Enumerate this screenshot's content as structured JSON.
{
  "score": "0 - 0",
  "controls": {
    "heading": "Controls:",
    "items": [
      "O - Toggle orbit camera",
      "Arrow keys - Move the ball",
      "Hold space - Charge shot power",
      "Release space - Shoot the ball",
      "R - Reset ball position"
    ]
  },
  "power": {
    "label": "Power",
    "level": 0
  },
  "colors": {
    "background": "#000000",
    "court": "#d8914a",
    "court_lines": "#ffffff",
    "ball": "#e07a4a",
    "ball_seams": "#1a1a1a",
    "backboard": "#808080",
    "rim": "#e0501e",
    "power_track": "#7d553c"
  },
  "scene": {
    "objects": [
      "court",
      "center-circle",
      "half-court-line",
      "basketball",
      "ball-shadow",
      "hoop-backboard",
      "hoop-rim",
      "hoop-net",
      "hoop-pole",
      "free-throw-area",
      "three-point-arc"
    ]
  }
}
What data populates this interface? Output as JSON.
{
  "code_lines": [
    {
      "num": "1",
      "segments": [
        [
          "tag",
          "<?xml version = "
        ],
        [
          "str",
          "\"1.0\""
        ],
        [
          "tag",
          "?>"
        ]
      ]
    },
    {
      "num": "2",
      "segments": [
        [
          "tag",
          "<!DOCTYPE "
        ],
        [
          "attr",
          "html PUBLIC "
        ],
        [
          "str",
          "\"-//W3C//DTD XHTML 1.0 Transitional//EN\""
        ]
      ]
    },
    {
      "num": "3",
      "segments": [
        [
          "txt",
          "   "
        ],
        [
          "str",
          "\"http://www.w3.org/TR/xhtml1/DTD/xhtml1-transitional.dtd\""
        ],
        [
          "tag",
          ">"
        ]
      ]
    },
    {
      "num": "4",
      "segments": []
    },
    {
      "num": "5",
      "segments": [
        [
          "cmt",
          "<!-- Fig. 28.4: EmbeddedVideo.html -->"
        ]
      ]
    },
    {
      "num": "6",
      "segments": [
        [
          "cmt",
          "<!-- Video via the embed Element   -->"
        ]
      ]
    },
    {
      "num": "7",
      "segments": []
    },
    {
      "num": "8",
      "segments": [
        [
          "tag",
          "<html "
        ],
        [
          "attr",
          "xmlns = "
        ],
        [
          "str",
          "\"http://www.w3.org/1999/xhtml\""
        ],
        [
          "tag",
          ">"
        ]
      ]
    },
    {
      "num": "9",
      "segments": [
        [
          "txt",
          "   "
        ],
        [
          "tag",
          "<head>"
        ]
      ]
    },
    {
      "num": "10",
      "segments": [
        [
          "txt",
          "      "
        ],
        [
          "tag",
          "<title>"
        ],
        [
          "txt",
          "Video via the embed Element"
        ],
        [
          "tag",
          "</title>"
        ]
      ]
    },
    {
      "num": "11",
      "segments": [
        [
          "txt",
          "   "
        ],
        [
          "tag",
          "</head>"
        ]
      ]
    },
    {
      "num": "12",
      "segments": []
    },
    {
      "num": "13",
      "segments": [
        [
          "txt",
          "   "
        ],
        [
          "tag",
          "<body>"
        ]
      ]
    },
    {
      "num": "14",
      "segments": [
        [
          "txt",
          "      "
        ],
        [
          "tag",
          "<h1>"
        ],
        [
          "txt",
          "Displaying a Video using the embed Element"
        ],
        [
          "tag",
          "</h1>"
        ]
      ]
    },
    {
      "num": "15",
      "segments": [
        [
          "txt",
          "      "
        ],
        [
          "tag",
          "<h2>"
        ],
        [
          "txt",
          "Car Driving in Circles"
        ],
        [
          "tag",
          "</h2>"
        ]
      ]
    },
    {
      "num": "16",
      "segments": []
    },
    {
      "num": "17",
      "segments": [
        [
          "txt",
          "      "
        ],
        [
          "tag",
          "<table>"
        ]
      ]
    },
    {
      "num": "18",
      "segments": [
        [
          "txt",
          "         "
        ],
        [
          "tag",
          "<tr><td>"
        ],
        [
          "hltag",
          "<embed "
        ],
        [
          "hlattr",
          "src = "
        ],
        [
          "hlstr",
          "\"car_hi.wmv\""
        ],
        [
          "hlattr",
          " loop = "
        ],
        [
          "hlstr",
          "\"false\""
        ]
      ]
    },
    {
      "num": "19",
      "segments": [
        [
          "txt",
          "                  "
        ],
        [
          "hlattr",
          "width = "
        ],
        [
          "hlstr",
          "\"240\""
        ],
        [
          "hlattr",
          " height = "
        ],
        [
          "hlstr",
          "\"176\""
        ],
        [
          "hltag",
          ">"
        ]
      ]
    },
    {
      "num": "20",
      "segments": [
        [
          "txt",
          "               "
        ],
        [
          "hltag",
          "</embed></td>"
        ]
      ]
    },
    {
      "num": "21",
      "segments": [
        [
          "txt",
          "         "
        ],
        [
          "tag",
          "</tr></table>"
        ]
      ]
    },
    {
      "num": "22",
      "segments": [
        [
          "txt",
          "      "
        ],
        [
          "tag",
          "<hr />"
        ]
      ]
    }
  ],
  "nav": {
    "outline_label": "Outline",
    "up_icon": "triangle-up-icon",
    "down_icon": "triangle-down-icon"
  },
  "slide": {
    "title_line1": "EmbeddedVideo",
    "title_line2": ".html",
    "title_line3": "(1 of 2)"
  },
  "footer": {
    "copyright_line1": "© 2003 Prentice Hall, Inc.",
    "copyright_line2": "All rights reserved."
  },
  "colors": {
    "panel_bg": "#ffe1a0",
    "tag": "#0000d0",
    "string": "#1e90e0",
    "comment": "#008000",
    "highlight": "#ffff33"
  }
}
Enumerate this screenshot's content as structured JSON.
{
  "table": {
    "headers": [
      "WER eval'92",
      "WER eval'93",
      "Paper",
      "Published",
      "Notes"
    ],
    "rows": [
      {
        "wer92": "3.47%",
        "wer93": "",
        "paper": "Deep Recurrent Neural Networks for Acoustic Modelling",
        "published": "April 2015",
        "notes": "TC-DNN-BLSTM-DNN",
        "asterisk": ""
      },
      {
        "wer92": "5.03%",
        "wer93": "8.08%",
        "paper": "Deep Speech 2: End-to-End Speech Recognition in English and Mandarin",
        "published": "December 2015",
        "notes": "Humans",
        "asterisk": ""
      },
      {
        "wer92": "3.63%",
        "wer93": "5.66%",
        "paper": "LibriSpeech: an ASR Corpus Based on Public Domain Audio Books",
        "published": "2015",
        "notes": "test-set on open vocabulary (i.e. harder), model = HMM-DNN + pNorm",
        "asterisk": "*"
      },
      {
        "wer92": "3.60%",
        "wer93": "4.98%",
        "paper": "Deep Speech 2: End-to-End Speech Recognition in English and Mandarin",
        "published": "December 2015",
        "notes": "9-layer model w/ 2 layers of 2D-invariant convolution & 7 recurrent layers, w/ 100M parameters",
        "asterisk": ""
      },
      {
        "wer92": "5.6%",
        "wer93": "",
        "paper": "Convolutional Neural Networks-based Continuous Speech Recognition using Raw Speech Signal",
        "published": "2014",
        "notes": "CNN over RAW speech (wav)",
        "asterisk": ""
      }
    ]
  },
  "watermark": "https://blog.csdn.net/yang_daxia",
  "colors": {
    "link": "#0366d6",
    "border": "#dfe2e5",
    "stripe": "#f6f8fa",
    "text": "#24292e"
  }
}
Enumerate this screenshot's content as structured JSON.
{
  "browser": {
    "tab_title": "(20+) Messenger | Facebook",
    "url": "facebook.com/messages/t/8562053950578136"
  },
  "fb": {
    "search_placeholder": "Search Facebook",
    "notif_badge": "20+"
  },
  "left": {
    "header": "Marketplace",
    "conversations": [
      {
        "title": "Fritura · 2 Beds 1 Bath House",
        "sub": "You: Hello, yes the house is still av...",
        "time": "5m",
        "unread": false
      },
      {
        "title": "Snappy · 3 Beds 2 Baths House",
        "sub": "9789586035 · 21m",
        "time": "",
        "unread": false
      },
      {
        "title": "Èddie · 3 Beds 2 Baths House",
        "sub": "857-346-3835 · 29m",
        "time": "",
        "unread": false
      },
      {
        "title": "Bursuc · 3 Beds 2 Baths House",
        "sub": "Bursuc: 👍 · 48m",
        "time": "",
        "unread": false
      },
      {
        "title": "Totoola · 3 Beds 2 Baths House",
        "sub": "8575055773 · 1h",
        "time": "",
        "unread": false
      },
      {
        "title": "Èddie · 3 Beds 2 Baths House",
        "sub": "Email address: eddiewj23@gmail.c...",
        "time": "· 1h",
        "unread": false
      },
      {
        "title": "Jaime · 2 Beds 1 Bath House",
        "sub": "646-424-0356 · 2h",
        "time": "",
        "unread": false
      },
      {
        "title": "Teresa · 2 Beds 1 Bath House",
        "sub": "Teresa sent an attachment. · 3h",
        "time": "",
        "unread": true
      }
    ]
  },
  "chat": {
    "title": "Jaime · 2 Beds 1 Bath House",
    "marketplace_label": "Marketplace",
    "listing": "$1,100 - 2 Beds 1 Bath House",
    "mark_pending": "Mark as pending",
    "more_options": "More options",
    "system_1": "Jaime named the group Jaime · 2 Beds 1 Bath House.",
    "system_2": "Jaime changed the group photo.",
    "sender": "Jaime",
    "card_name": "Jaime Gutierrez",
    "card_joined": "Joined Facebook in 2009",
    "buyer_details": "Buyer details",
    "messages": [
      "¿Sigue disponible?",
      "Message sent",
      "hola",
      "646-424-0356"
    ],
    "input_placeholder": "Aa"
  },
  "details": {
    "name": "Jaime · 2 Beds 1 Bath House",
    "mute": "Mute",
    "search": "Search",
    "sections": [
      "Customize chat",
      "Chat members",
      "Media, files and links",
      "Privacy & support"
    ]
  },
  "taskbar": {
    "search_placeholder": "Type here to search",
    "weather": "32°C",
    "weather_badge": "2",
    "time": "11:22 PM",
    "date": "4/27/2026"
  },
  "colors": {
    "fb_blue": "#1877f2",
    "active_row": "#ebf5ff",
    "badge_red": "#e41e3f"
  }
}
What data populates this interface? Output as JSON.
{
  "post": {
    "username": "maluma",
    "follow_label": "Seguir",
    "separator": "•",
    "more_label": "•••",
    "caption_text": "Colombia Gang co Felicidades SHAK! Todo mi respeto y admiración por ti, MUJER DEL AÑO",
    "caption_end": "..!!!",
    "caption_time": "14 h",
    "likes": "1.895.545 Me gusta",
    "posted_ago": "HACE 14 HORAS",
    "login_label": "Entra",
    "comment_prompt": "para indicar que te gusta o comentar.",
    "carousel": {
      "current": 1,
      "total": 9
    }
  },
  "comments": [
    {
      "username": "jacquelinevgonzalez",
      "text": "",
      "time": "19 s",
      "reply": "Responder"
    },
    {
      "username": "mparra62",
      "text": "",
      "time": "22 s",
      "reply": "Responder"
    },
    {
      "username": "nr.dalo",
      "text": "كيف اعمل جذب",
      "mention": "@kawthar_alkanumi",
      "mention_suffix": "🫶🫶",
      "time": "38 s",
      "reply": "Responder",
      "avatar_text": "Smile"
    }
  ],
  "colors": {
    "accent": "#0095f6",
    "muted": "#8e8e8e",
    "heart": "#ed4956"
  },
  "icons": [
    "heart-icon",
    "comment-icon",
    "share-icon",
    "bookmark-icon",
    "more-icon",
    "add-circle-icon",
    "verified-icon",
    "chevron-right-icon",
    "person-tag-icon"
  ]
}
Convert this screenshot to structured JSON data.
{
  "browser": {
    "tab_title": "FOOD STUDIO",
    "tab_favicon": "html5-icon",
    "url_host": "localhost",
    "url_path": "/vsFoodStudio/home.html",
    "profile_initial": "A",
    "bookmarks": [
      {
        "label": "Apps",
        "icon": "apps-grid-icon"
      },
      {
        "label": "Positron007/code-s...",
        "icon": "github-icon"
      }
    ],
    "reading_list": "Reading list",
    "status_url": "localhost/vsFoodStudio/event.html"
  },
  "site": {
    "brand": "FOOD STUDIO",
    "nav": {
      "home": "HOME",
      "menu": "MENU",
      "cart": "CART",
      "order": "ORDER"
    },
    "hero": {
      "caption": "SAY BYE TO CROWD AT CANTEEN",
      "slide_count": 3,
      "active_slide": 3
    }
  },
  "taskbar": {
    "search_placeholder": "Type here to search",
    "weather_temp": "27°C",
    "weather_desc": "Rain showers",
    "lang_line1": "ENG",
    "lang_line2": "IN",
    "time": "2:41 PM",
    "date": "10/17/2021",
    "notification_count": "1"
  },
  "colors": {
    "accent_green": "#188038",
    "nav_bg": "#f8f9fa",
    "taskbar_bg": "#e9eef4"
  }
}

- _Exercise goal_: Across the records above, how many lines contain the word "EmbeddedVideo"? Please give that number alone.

- _Result of the task_: 2